(Entries from a dataset of interfaces)
+++

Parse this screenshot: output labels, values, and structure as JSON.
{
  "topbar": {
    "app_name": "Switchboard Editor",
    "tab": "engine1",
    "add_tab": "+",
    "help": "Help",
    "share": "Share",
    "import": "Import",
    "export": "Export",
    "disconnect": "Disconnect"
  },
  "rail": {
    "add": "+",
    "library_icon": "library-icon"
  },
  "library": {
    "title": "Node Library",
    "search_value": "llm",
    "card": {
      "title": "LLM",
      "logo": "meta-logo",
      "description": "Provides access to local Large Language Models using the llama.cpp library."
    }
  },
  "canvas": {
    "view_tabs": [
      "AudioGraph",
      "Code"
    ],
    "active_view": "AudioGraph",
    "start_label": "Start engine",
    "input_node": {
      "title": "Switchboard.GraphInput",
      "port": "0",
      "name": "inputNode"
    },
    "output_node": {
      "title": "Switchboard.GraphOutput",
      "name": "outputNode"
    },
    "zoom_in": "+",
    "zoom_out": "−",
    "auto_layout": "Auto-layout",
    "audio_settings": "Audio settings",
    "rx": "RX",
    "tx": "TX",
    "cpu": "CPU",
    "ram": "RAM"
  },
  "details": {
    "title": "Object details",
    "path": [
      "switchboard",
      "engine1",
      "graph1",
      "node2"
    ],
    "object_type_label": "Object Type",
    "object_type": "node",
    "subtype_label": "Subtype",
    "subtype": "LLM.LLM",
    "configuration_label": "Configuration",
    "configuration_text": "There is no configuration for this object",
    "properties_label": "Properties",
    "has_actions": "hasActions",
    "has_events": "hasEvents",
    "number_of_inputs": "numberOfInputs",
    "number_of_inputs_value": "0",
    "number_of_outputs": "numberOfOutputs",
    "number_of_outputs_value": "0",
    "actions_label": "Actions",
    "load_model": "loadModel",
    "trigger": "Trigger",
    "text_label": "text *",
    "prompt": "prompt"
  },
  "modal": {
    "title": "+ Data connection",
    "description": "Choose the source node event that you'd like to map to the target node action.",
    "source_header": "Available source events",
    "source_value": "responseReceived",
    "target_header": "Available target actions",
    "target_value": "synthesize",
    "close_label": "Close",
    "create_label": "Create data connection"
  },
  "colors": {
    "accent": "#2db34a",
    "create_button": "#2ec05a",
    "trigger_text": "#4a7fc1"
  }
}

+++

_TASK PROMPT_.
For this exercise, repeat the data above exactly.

_WORKED SOLUTION_.
Parse this screenshot: output labels, values, and structure as JSON.
{
  "topbar": {
    "app_name": "Switchboard Editor",
    "tab": "engine1",
    "add_tab": "+",
    "help": "Help",
    "share": "Share",
    "import": "Import",
    "export": "Export",
    "disconnect": "Disconnect"
  },
  "rail": {
    "add": "+",
    "library_icon": "library-icon"
  },
  "library": {
    "title": "Node Library",
    "search_value": "llm",
    "card": {
      "title": "LLM",
      "logo": "meta-logo",
      "description": "Provides access to local Large Language Models using the llama.cpp library."
    }
  },
  "canvas": {
    "view_tabs": [
      "AudioGraph",
      "Code"
    ],
    "active_view": "AudioGraph",
    "start_label": "Start engine",
    "input_node": {
      "title": "Switchboard.GraphInput",
      "port": "0",
      "name": "inputNode"
    },
    "output_node": {
      "title": "Switchboard.GraphOutput",
      "name": "outputNode"
    },
    "zoom_in": "+",
    "zoom_out": "−",
    "auto_layout": "Auto-layout",
    "audio_settings": "Audio settings",
    "rx": "RX",
    "tx": "TX",
    "cpu": "CPU",
    "ram": "RAM"
  },
  "details": {
    "title": "Object details",
    "path": [
      "switchboard",
      "engine1",
      "graph1",
      "node2"
    ],
    "object_type_label": "Object Type",
    "object_type": "node",
    "subtype_label": "Subtype",
    "subtype": "LLM.LLM",
    "configuration_label": "Configuration",
    "configuration_text": "There is no configuration for this object",
    "properties_label": "Properties",
    "has_actions": "hasActions",
    "has_events": "hasEvents",
    "number_of_inputs": "numberOfInputs",
    "number_of_inputs_value": "0",
    "number_of_outputs": "numberOfOutputs",
    "number_of_outputs_value": "0",
    "actions_label": "Actions",
    "load_model": "loadModel",
    "trigger": "Trigger",
    "text_label": "text *",
    "prompt": "prompt"
  },
  "modal": {
    "title": "+ Data connection",
    "description": "Choose the source node event that you'd like to map to the target node action.",
    "source_header": "Available source events",
    "source_value": "responseReceived",
    "target_header": "Available target actions",
    "target_value": "synthesize",
    "close_label": "Close",
    "create_label": "Create data connection"
  },
  "colors": {
    "accent": "#2db34a",
    "create_button": "#2ec05a",
    "trigger_text": "#4a7fc1"
  }
}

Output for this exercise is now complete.